© 2008 Janice Harayda. All rights reserved.



  1. this is good to see… thanks for that

    Comment by deanjbaker — July 17, 2008 @ 8:05 pm | Reply

  2. Thanks for the great review – I might break my long-standing rule (borrowing from the library) and actually BUY this book; I want to read it so badly! I had a little red diary with a lock and gilt-edged pages when I was a young teen, too. I’d give anything to have it (and my subsequent two spiral notebook journals) again today.

    Comment by speedytexaslibrarian — July 17, 2008 @ 10:51 pm | Reply

  3. […] high school teachers sent a note to her parents saying that she had an unhealthy need for attentio…In Plain Sight – Character Profiles &ampamp Actor Biographies – Mary Shannon …Read about the […]

    Pingback by plain mary — July 18, 2008 @ 10:13 am | Reply

  4. This one’s definitely going on my “must read” list!

    Comment by Moonbeam McQueen — July 18, 2008 @ 11:26 am | Reply

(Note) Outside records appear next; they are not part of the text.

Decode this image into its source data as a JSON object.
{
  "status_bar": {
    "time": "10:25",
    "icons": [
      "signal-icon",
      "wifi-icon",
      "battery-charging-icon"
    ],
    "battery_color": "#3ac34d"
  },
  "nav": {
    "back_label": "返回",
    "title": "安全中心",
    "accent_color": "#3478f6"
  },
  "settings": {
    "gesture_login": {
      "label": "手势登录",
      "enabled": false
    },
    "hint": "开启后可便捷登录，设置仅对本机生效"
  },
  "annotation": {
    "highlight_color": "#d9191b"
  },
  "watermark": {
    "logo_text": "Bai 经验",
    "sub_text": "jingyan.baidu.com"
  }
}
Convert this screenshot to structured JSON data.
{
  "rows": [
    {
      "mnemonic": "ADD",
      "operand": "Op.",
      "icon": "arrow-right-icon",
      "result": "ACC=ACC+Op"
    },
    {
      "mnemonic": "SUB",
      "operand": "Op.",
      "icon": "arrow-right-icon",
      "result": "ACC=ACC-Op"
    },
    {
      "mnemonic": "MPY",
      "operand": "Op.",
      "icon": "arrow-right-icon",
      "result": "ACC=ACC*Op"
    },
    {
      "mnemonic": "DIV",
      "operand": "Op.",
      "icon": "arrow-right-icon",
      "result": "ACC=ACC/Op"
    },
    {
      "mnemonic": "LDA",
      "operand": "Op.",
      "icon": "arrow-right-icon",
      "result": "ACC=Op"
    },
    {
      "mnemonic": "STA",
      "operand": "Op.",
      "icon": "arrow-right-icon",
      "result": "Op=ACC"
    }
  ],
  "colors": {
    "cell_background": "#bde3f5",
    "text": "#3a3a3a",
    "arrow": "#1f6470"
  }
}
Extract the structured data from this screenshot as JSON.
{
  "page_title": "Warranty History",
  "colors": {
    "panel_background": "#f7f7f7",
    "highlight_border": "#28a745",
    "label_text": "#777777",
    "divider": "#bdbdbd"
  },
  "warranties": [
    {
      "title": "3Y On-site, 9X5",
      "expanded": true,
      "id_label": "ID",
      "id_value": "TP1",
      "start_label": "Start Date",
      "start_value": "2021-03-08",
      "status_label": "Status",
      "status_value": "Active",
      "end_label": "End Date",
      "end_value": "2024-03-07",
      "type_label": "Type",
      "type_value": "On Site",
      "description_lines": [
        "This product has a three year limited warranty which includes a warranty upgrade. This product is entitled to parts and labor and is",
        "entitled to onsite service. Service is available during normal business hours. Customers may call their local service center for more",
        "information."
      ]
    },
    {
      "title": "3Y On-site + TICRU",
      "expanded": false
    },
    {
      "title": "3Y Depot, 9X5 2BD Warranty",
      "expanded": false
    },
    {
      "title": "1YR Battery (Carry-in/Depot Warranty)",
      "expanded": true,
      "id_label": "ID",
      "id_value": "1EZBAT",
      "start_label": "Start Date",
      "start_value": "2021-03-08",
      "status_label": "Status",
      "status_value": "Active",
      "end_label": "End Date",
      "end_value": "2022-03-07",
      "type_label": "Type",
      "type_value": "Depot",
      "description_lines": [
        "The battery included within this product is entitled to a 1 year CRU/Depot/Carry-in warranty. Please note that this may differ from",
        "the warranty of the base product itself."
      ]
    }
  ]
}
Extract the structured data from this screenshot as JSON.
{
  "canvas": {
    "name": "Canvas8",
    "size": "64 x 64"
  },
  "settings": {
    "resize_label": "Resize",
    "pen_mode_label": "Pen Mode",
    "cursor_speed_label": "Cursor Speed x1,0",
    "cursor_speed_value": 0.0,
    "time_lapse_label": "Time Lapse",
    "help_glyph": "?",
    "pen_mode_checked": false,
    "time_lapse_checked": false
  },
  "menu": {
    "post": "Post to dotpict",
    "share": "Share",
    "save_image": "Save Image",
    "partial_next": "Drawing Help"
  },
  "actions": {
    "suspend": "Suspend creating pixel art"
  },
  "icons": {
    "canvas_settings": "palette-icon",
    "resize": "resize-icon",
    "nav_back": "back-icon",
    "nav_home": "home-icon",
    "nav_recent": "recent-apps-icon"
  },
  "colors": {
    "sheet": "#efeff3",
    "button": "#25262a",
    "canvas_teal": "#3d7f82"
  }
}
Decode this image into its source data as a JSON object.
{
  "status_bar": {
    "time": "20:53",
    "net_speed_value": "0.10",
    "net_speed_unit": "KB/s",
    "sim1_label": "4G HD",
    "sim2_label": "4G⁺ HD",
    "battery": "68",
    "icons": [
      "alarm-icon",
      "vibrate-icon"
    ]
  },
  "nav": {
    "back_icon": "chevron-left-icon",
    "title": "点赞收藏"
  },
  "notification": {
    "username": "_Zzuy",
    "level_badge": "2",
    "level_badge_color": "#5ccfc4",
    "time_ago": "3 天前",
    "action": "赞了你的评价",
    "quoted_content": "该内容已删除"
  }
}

  5. Thank you all for these lovely comments. Can you believe Times Square had billboards saying, “even if you cough like crazy, Kools still taste fresh as a dairy”?

    “The Red Leather Diary” is a light book that doesn’t try to make deep pronouncements on, say, the difference between youth and age. But period details like that one about the Kools sign help to make it memorable.

    Comment by 1minutebookreviewswordpresscom — July 18, 2008 @ 2:12 pm | Reply

RSS feed for comments on this post. TrackBack URI

Leave a Reply

Please log in using one of these methods to post your comment: Logo

You are commenting using your account. Log Out /  Change )

Google photo

You are commenting using your Google account. Log Out /  Change )

Twitter picture

You are commenting using your Twitter account. Log Out /  Change )

Facebook photo

You are commenting using your Facebook account. Log Out /  Change )

Connecting to %s

Blog at

%d bloggers like this: